As he grew old, Johnny Cash came to resent the Nashville country-music establishment, which all but abandoned him and the other aging “country” artists who had defined the genre to embrace new pop-oriented country artists like Garth Brooks. His late album Unchained (1996) was virtually ignored by the establishment.
However, the album won a Grammy for Best Country Album. Cash and his producers American Recordings posted an advertisement in Billboard Magazine with the above image as a “thank you” to the Nashville country music industry after winning the award. The infamous photo of Cash giving the middle finger to the camera was taken back in 1969 during his San Quentin prison performance.
A tireless advocate for the prison reform, Cash began performing concerts at various prisons starting in the late 1960s, leading to two highly successful live albums, Johnny Cash at Folsom Prison (1968) and Johnny Cash at San Quentin (1969). In the latter prison, when Cash performed his prison song “San Quentin” (“I hate every inch of you/May you rot and burn in hell/May your walls fall and may I live to tell”), he nearly caused an uprising. The definitive, iconoclastic image made its way into Cash’s Hollywood biopic, Walk the Line, but the gesture was actually shot during a rehearsal session toward the annoying cameraman, the concert’s official photographer Jim Marshall.
A well-known poster marks the occasion. Or does it? Many of us have seen the cropped version of the above photo which graced the covers of the so-called, “Million Dollar Quartet”-Elvis Presley, Jerry Lee Lewis, Carl Perkins, and Johnny Cash. Recorded on Tuesday December 4, 1956 in the Sun Record Studios in Memphis, Tennessee, the jam session of the Million Dollar Quartet was totally unplanned.

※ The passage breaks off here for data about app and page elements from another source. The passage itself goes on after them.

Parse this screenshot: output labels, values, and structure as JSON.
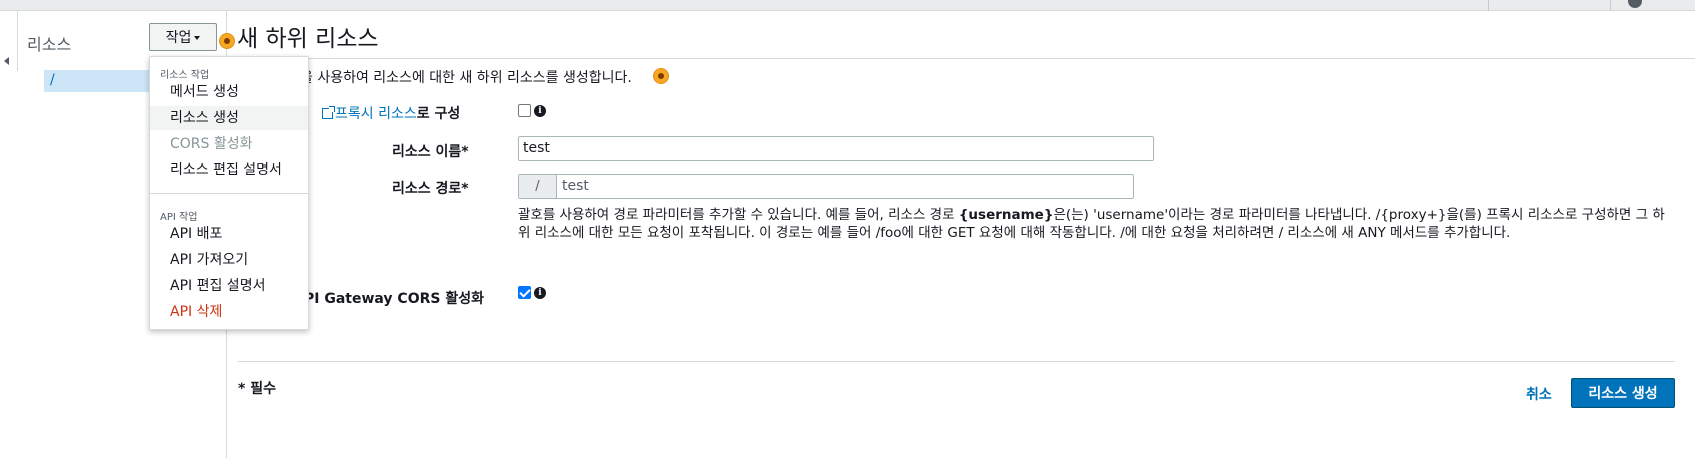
{
  "sidebar": {
    "title": "리소스",
    "tree_root": "/",
    "actions_button": "작업"
  },
  "menu": {
    "group1_label": "리소스 작업",
    "group1_items": [
      "메서드 생성",
      "리소스 생성",
      "CORS 활성화",
      "리소스 편집 설명서"
    ],
    "group2_label": "API 작업",
    "group2_items": [
      "API 배포",
      "API 가져오기",
      "API 편집 설명서",
      "API 삭제"
    ]
  },
  "page": {
    "title": "새 하위 리소스",
    "description": "을 사용하여 리소스에 대한 새 하위 리소스를 생성합니다."
  },
  "form": {
    "proxy_link": "프록시 리소스",
    "proxy_suffix": "로 구성",
    "proxy_checked": false,
    "name_label": "리소스 이름*",
    "name_value": "test",
    "path_label": "리소스 경로*",
    "path_prefix": "/",
    "path_value": "test",
    "help_part1": "괄호를 사용하여 경로 파라미터를 추가할 수 있습니다. 예를 들어, 리소스 경로 ",
    "help_bold": "{username}",
    "help_part2": "은(는) 'username'이라는 경로 파라미터를 나타냅니다. /{proxy+}을(를) 프록시 리소스로 구성하면 그 하위 리소스에 대한 모든 요청이 포착됩니다. 이 경로는 예를 들어 /foo에 대한 GET 요청에 대해 작동합니다. /에 대한 요청을 처리하려면 / 리소스에 새 ANY 메서드를 추가합니다.",
    "cors_label": "PI Gateway CORS 활성화",
    "cors_checked": true
  },
  "footer": {
    "required_note": "* 필수",
    "cancel": "취소",
    "create": "리소스 생성"
  },
  "icons": {
    "info": "info-icon",
    "external": "external-link-icon",
    "caret": "caret-down-icon"
  },
  "colors": {
    "link": "#0073bb",
    "primary": "#0073bb",
    "danger": "#d13212",
    "selected_bg": "#cce6f7",
    "tutorial_dot": "#f7a823"
  }
}
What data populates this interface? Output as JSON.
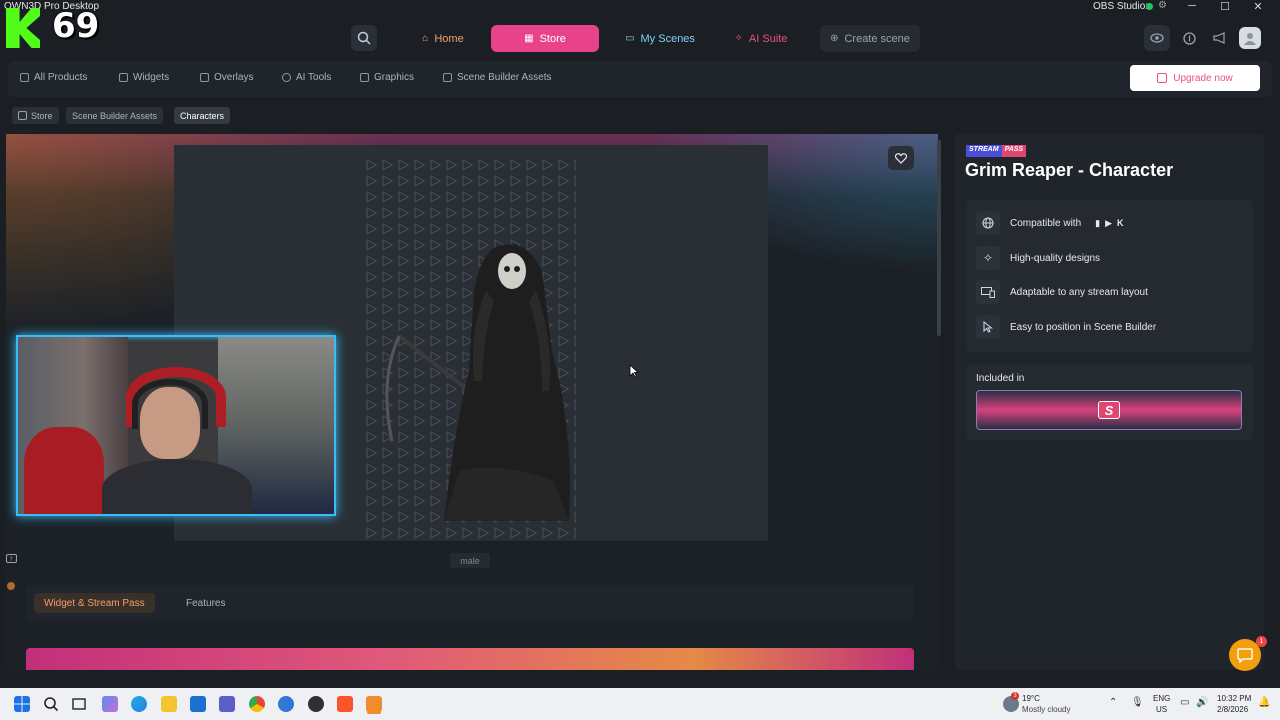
{
  "titlebar": {
    "app_title": "OWN3D Pro Desktop",
    "obs_label": "OBS Studio:"
  },
  "overlay": {
    "badge_number": "69"
  },
  "topnav": {
    "home": "Home",
    "store": "Store",
    "my_scenes": "My Scenes",
    "ai_suite": "AI Suite",
    "create_scene": "Create scene"
  },
  "subnav": {
    "items": [
      "All Products",
      "Widgets",
      "Overlays",
      "AI Tools",
      "Graphics",
      "Scene Builder Assets"
    ],
    "upgrade": "Upgrade now"
  },
  "breadcrumb": [
    "Store",
    "Scene Builder Assets",
    "Characters"
  ],
  "preview": {
    "tag": "male"
  },
  "tabs": {
    "active": "Widget & Stream Pass",
    "other": "Features"
  },
  "product": {
    "badge_a": "STREAM",
    "badge_b": "PASS",
    "title": "Grim Reaper - Character",
    "features": [
      "Compatible with",
      "High-quality designs",
      "Adaptable to any stream layout",
      "Easy to position in Scene Builder"
    ],
    "included_label": "Included in",
    "included_logo": "S"
  },
  "chat": {
    "badge": "1"
  },
  "taskbar": {
    "weather_temp": "19°C",
    "weather_desc": "Mostly cloudy",
    "weather_badge": "3",
    "lang1": "ENG",
    "lang2": "US",
    "time": "10:32 PM",
    "date": "2/8/2026"
  },
  "colors": {
    "accent": "#e8438a",
    "kick_green": "#53fc18",
    "webcam_glow": "#38bdf8"
  }
}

That morning Perkins came to the studios to cut some new material, including a revamped version of an old blues song, “Matchbox.” Jerry Lee Lewis, still unknown outside Memphis, was asked by the studios to play the piano on the Perkins session. Elvis Presley, a former Sun artist himself dropped by with a girlfriend, Marilyn Evans. As Presley listened to the playback of the Perkins’ session, Johnny Cash (who was the first to arrive at Sun Studio that day) decided to join in too.
The studio spotted an opportunity for the publicity and called a local newspaper, the Memphis Press-Scimitar. The next day, an article was published under the title, “Million Dollar Quartet,” accompanied by a cropped version of the above photo. The image of Marilyn Evans was cropped out of–a practice continued on the subsequent record covers and later posters. Today, it is uncertain whether ‘Marilyn Evans’ existed and whether she was merely a placeholder name for Elvis’ unknown girlfriend that day.
Unlike other women who told (and sold) their story of time with Presley, Evans disappeared from the media spotlight. Her voice, however, can be heard on the recordings from that day as she suggests a song title to the singers. Those present on that historic day claimed that then-19 year old was a showgirl at Las Vegas and dated Elvis only for a few weeks. Perkins, however, insisted that the woman had a different name. The mystery was finally solved only in 2008 with a publication of a Chicago Tribune article.